With distance I regard my educational expectations, hopes and whims. I look out the window of my regular comfort and into the lives of the disenfranchised, the disconnected, the illiterate and wonder what knowledge is today, what would knowledge be for these who dig up roads and what is knowledge for those in clean connected classroom.
There have always been gaps of knowledge between the haves and have-nots. Today is no different, despite the hope that is pinned on the Web of Open Access and Open Education.
I think of my own students and how their profiles have changed over the years. I tell myself to accept these changes in their attitudes towards educators, towards their studies. If, as an educator I have always encouraged change, if, as an educator I have always supported creative ways of learning, then why do I find it uncomfortable (at times) to accept that students’ profiles have changed? Society has changed. Social norms, social rythyms have been altered by digital technology. The world of education has opened its door to a broader background of students. Their diversity brings creativity but also frictions to classrooms.
Challenge: how does one guide those frictions into constructive learning?
When considering knowledge today, it is necessary to bear in mind the changes brought about by Open Access. Increasingly there are more open journals, more academics who blog, sharing resources and reflective considerations on their teaching context. Knowledge production has changed, just as students and social environments.
Challenge: how does one make sense of all this open knowledge?
Again I think of my students, of the changes I impose on them in regard to learning with digital devices. As I scrutinize their faces, I am aware of their resistance to digital learning – at times. In this paradox of learning, where students are happy to bring an iPad to classes yet refuse to become autonomous learners, I ask questions and know that I am not the only educator to face this.
Pearce (2013) explains:
“Students are actually quite conservative in their use of open educational resources (OERs),” she said. “The students in our sample were clear that while many made use of them in their own learning, they were much more likely to do so when it was part of their course and it had been suggested to them by their lecturer.
“Where lecturers do not value OERs and do not signal that the use of OERs will help in their learning, and in particular where students are not offered technical support in their use of them, they absolutely won’t use them.”
She added: “I was quite surprised to find that students will absolutely defend to the death the lecture – a mode of learning that many of us are getting used to thinking of as an out-of-date method of teaching.”
If educators are to actually instigate, inspire and hopefully encourage learning, then one must take students’ approaches to learning more in account. Despite the benefits that educational technology may bring to learning, it is non-productive without students taking on board those same values.
What strikes me most in this excerpt above, is 53% of students who wished their teachers used more F2F interaction. This holds true in 1:1 classrooms – no matter how much creativity and autonomy iPadology may bring into lessons, students still expect educators to explain, to hold their attention at the front of the classroom.

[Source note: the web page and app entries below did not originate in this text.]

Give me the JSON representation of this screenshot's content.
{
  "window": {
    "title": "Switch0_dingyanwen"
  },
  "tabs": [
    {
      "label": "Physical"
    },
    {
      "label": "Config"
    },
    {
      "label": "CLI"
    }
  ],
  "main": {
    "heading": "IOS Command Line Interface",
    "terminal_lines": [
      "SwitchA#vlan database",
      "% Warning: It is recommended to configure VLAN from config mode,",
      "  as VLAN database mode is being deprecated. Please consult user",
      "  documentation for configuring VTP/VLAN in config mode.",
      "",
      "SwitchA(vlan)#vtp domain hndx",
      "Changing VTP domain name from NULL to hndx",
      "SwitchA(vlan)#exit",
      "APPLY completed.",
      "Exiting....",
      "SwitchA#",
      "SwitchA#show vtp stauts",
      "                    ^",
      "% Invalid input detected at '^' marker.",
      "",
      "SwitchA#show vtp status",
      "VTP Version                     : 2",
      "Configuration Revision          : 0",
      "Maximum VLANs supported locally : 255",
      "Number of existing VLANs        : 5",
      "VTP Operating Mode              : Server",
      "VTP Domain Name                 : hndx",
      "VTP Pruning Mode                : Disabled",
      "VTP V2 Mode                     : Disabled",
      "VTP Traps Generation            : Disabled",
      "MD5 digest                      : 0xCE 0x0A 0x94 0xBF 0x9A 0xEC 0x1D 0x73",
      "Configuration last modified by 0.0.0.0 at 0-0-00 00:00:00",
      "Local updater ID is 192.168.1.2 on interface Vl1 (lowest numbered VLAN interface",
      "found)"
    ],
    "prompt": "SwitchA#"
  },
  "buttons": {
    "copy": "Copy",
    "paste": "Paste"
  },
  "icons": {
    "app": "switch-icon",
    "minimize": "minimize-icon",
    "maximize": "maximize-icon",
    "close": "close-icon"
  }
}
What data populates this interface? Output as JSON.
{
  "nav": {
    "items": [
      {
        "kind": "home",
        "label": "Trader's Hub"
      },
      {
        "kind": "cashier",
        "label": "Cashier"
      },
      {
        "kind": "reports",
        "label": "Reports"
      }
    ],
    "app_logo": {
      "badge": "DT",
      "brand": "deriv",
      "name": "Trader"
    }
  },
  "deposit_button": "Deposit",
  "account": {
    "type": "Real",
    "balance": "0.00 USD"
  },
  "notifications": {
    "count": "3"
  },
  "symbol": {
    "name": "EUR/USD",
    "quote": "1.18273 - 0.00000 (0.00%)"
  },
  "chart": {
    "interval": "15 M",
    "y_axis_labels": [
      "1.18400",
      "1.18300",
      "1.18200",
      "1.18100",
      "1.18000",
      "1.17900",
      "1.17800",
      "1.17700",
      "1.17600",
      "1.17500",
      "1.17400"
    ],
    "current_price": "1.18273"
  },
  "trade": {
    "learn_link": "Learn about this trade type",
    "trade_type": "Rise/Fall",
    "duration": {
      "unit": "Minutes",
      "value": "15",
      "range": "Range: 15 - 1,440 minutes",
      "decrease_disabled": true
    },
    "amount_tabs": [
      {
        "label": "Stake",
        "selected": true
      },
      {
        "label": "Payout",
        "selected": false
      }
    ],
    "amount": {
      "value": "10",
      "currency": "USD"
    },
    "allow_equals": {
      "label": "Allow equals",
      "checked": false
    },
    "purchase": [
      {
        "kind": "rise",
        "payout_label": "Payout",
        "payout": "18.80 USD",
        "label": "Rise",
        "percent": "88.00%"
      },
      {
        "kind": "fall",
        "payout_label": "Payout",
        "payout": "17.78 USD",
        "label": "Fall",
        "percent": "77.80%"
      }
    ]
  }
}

Challenge : how does one make students understand that the requirements of jobs have changed today? How will demands of more collaboration, more creativity in job posts become relevant to the young, when they live the now, the moment and post-pone a future of accountability?

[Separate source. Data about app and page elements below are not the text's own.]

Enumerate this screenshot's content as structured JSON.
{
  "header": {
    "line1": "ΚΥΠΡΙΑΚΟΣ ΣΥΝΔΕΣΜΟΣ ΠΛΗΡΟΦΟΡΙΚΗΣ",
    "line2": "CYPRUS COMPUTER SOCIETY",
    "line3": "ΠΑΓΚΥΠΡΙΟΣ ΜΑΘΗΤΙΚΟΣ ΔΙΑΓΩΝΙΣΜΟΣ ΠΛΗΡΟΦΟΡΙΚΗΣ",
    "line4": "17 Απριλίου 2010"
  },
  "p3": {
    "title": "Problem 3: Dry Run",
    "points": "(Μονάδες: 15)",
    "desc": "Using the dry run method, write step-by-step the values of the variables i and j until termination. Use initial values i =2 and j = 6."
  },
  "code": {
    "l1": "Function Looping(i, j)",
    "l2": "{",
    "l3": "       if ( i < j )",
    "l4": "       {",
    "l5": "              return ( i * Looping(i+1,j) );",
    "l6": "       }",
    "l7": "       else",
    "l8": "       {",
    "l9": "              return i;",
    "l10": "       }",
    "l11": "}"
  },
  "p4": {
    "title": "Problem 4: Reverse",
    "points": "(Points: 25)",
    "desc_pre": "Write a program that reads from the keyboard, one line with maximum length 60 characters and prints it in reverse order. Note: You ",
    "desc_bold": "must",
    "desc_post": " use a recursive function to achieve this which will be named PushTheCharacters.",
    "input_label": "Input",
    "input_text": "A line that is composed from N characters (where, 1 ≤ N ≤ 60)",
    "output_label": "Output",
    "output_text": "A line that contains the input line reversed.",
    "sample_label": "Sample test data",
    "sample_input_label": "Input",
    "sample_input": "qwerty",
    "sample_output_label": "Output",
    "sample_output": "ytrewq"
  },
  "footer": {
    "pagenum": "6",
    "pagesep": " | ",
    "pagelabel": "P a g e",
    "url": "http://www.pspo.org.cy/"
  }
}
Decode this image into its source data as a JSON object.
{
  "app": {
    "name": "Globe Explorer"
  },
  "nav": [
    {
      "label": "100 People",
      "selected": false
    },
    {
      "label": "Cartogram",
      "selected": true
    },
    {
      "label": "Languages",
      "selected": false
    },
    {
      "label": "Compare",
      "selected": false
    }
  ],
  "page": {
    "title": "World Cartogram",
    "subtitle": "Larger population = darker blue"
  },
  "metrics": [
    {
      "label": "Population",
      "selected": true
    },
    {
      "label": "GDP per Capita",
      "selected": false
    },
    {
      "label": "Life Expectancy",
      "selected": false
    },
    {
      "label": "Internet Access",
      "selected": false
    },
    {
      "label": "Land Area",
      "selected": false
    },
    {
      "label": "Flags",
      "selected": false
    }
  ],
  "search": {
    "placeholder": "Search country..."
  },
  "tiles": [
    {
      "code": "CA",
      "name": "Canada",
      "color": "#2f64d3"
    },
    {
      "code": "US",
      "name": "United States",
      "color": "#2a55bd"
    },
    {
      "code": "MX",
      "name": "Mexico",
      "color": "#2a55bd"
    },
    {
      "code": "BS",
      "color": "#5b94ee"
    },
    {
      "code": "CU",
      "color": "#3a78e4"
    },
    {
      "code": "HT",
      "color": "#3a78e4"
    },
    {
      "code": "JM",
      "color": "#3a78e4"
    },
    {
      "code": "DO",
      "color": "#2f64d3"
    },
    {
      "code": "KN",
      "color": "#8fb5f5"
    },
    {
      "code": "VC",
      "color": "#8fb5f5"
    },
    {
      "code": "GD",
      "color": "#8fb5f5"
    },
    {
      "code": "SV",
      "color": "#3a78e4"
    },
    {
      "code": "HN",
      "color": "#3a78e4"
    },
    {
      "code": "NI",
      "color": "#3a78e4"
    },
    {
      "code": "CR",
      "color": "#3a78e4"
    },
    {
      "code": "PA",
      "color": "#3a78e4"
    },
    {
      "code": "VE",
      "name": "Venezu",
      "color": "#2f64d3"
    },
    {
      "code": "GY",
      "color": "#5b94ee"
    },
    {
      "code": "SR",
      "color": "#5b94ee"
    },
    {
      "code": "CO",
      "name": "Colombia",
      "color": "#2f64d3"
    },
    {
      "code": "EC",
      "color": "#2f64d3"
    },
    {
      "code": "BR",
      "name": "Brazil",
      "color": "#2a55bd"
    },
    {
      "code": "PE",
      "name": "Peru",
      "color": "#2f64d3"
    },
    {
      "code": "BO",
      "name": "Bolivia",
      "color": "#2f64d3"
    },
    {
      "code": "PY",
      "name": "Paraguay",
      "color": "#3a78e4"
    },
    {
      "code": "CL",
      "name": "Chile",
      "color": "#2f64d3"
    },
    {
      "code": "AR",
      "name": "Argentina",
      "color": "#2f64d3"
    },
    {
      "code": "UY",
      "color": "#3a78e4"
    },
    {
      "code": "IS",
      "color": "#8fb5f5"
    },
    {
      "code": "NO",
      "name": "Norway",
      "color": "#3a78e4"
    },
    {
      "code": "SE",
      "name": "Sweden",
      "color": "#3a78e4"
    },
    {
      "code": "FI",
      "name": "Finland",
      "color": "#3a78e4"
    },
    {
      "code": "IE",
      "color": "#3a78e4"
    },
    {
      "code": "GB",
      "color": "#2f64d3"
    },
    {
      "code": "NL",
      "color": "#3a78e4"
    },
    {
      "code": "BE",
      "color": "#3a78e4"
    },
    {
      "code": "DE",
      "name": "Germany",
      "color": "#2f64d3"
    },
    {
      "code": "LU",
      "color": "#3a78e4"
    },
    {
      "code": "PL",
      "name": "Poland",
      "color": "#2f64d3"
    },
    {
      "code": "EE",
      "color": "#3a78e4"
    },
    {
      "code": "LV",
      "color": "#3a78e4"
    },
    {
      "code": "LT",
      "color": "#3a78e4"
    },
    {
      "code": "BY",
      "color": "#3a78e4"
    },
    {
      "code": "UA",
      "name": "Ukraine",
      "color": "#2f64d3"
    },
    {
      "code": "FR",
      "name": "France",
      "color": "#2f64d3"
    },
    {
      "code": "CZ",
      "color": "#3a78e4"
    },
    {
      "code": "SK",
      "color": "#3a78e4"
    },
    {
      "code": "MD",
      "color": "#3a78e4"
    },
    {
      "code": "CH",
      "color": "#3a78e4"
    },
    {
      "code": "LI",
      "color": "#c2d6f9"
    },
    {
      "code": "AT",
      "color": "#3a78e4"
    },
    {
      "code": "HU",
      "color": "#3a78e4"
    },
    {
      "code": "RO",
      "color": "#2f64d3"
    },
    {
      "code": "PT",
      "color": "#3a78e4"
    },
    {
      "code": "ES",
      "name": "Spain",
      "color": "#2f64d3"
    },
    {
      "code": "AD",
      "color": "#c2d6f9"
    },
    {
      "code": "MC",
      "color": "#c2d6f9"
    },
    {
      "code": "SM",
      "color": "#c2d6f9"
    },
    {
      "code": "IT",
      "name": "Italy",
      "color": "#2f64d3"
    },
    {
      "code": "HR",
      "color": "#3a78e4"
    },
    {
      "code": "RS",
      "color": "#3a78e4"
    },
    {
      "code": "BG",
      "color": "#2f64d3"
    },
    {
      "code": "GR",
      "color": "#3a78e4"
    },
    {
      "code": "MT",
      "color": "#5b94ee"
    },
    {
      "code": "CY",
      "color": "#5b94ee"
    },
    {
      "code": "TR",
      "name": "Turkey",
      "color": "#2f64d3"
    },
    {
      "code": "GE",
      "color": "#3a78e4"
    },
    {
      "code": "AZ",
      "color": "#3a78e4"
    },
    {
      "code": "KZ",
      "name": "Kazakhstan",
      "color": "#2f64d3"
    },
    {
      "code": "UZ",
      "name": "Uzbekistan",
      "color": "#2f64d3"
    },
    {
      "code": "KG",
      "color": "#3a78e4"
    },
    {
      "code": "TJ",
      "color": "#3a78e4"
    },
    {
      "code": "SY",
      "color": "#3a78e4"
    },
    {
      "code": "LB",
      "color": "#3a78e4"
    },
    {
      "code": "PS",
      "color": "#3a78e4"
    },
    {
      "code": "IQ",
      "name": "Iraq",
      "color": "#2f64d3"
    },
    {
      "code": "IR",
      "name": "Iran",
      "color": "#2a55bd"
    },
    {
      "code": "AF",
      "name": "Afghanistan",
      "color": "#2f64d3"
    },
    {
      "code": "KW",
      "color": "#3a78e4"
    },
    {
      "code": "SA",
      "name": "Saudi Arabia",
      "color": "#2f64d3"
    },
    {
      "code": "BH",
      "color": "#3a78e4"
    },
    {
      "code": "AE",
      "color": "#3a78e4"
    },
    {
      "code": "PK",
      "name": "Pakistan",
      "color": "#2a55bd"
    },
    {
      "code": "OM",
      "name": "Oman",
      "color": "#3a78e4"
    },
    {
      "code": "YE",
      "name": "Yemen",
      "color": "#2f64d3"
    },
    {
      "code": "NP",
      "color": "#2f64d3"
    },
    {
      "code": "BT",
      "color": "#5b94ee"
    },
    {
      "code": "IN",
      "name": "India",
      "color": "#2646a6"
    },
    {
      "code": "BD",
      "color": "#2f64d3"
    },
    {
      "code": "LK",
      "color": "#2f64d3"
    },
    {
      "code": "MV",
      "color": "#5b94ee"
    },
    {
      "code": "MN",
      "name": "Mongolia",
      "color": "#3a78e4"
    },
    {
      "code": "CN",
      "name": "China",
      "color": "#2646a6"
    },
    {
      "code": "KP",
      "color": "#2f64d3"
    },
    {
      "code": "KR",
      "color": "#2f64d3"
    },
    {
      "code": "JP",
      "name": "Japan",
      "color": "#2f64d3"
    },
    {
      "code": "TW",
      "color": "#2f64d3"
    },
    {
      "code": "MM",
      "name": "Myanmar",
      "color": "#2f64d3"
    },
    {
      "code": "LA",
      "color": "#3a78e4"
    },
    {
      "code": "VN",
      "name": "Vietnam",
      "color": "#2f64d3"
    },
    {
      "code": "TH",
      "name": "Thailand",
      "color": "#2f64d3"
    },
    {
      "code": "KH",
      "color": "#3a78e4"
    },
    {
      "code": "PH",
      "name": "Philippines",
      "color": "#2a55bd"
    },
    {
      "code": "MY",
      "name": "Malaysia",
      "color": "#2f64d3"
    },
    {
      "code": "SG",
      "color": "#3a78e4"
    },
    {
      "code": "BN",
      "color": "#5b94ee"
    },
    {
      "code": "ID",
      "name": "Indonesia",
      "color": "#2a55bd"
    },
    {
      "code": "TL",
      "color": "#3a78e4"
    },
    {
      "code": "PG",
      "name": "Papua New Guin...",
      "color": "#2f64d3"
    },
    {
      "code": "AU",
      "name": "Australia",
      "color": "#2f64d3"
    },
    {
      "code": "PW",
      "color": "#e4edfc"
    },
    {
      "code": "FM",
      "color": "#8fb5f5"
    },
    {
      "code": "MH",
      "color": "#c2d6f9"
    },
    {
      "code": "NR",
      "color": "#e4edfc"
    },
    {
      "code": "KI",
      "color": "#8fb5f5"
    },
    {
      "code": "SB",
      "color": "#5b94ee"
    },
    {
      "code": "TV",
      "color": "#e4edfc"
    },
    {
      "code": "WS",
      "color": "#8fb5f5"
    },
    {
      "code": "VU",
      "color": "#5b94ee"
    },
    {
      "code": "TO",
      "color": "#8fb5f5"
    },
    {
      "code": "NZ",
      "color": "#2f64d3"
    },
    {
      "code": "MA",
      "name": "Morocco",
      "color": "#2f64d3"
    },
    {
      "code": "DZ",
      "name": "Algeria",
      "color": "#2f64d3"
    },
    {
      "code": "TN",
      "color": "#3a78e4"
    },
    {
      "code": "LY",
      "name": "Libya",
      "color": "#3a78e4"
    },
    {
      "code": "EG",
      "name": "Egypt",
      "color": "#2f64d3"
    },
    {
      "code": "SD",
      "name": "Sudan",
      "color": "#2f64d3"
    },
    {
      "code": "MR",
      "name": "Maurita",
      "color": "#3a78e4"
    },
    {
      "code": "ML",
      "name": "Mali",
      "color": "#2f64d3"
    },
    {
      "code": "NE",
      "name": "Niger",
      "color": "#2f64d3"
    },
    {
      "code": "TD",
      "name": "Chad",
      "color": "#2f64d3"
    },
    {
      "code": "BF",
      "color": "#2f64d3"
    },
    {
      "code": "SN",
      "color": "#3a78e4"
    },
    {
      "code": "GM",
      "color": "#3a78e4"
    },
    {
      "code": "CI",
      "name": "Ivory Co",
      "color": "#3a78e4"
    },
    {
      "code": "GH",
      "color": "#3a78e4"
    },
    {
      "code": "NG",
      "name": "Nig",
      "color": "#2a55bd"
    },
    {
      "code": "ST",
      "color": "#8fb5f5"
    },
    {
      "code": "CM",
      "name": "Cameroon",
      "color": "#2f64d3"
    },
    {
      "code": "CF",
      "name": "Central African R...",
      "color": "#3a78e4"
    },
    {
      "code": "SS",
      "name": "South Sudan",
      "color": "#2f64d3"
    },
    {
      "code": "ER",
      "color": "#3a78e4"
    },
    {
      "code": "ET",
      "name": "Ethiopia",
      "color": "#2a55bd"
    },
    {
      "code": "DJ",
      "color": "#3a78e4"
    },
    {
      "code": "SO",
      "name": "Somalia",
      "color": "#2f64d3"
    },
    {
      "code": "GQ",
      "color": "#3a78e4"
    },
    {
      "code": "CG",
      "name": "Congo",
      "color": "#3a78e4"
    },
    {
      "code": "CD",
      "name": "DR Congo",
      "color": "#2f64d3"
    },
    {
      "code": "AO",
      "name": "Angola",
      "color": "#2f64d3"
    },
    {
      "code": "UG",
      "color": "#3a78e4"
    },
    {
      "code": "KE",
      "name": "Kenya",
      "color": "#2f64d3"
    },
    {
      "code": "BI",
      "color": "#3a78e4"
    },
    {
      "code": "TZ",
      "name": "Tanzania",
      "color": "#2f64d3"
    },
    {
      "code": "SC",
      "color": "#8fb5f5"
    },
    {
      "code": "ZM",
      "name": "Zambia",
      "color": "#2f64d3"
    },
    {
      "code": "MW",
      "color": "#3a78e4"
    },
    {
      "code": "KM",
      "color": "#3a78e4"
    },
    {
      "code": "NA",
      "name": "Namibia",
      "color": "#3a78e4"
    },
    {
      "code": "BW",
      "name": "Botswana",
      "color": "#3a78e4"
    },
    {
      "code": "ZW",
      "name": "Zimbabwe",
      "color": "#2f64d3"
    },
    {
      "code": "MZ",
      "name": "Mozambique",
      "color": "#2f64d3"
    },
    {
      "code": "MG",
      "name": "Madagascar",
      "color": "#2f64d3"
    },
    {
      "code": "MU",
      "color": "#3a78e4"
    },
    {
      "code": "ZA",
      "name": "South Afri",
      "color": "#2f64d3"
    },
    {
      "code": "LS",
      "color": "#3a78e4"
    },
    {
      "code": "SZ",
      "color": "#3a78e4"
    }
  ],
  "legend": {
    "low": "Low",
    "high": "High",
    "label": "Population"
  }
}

I look out towards the hazy sky filled with fumes, dust, incense. Distance from my regular social environment raises questions.

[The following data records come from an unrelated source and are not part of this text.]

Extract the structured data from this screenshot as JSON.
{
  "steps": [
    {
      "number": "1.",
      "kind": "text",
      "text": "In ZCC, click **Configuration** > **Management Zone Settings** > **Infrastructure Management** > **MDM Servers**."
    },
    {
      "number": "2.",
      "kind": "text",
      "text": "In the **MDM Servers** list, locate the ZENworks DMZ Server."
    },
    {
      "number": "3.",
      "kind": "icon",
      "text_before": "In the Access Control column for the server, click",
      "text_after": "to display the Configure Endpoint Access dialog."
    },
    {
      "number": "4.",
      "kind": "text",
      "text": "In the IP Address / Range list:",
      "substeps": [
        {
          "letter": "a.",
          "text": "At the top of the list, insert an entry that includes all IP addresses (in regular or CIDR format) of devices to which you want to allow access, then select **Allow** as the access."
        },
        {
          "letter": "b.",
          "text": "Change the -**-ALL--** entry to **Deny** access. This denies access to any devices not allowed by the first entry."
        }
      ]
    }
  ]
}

An adaptive learning approach in classrooms which allows me to deal with student resistance, the re-imagining of knowledge and a more flexible path to educational change?
How do you deal with student resistance?
How do you make sense of the re-imagining of knowledge?
Parr, C., 2013, Students Will Defend Need for Traditional Learning